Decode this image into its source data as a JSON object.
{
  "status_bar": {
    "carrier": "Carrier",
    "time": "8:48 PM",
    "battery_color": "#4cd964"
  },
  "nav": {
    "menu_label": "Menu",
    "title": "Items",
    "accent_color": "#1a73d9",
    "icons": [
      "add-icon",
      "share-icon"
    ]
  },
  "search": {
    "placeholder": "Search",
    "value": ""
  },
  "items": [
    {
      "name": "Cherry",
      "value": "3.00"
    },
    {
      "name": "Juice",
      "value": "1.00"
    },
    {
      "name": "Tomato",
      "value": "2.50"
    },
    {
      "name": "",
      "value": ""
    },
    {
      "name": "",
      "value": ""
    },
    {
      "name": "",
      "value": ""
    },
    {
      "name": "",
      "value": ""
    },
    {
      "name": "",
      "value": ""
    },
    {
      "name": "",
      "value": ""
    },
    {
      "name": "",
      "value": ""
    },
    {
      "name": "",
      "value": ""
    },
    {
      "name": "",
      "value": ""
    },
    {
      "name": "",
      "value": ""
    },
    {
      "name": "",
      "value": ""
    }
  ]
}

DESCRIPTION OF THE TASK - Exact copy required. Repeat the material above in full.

THE COMPLETED TASK -
Decode this image into its source data as a JSON object.
{
  "status_bar": {
    "carrier": "Carrier",
    "time": "8:48 PM",
    "battery_color": "#4cd964"
  },
  "nav": {
    "menu_label": "Menu",
    "title": "Items",
    "accent_color": "#1a73d9",
    "icons": [
      "add-icon",
      "share-icon"
    ]
  },
  "search": {
    "placeholder": "Search",
    "value": ""
  },
  "items": [
    {
      "name": "Cherry",
      "value": "3.00"
    },
    {
      "name": "Juice",
      "value": "1.00"
    },
    {
      "name": "Tomato",
      "value": "2.50"
    },
    {
      "name": "",
      "value": ""
    },
    {
      "name": "",
      "value": ""
    },
    {
      "name": "",
      "value": ""
    },
    {
      "name": "",
      "value": ""
    },
    {
      "name": "",
      "value": ""
    },
    {
      "name": "",
      "value": ""
    },
    {
      "name": "",
      "value": ""
    },
    {
      "name": "",
      "value": ""
    },
    {
      "name": "",
      "value": ""
    },
    {
      "name": "",
      "value": ""
    },
    {
      "name": "",
      "value": ""
    }
  ]
}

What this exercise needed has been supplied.